I think I might add to it: spend more time with people who get my plan so I can spend less time explaining or justifying or defending who I am. I am busy. I am blessed. I am a whole lot of things at any different time.
Most importantly, I am happy doing what I do and being exactly who I am, especially when I’m with women who get that.


I Learned More than Just How to Cinch a Waist on The Today Show

TodaySHowSo the title up there may be a bit of a stretch… sorta. Two weeks ago I had the extreme pleasure of being asked to help out with a Today Show style segment wherein Rockstar Stylist Denise Caldwell would teach the world some tricks for dressing slimmer.

I got to go hang out with some B List celebs (and Amy Adams) that were also there for taping, as I sat in the chaos of  what I’m guessing is the B List green room for a bunch of hours and absorb all there is to absorb backstage at my favorite morning show. It was all I could do not to totally FanGirl out and spend the entire morning taking pictures of name plates, sitting in Willie Geist’s chair and asking the hair and makeup people to dish on celebs. Holding in that enthusiasm was the greatest acting role I have ever had.

In the weeks leading up to my appearance, I had a bit of an existential crisis. I mean, I am just a church-working mom who isn’t particularly fit at the moment. Why the heck was I going on national television for a style segment? Granted, I wasn’t the one giving advice (Although, I could have. I’ve dressed this body for many years.) but I still somehow felt like they were going to figure out I didn’t belong and cancel the whole gig.

I have always loved fashion. When I was younger, I had every plan to make a career in it. Then, for whatever reason I went a different way and ever since, no matter how much I dabble,  I have felt unworthy of returning. Lately, it has been both because I’ve been out of the game for a while and I no longer see myself as someone who fits the mold. So I write the occasional piece here about clothes and I try to do makeup tutorials here and there, but I largely leave “Style Blogging” to the young and or skinny, accepting it is not my place in the world and then trying to justify it by the fact that my day job isn’t really in line with the frivolity of dresses, hand bags and mascara.

Then, that morning as I sat in that makeshift greenroom I realized it does all fit in line because it’s all me. The enthusiasm I felt that morning is the same one I feel when I really connect with a family at work or write a really good post about Social Good or cooking or money. That burning in my chest that day was the same one I feel whenever I am passionate about something and just because in this case it was something frilly and fun doesn’t mean it isn’t worthy of my passion.

I can be a mom and a church lady and over 40 and not a size two and still have a deep love of all things designer. There is a difference between loving it and worshipping it and as long as I keep myself in the world of the former without letting it take over my life, all of these passions can live congruently within this one “bosomly blessed” girl.
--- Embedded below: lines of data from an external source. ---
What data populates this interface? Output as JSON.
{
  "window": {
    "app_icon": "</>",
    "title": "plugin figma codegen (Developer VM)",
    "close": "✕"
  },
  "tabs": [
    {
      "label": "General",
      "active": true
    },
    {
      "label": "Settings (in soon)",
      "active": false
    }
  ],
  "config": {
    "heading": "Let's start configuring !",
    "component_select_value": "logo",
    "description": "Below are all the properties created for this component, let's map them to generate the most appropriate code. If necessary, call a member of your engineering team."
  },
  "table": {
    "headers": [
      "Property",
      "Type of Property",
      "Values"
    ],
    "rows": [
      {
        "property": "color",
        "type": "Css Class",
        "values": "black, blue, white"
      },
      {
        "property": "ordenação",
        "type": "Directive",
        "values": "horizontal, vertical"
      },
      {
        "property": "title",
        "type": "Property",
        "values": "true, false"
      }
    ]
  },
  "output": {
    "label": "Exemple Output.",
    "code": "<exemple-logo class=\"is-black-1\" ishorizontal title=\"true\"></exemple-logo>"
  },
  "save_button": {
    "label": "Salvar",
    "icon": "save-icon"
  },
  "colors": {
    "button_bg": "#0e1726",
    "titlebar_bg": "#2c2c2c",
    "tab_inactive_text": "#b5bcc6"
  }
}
I had to write about a reason that I loved a style website the other day and my answer was that the community was inclusive, meaning everyone had access to loving style, no matter who they are or where they come from. Maybe now that even includes me.

That means you can look forward to more posts about trends and fashion and all things frilly and fun right alongside the social good and money and food. Because, Reinvention is nothing if not inclusive, of all sides of you.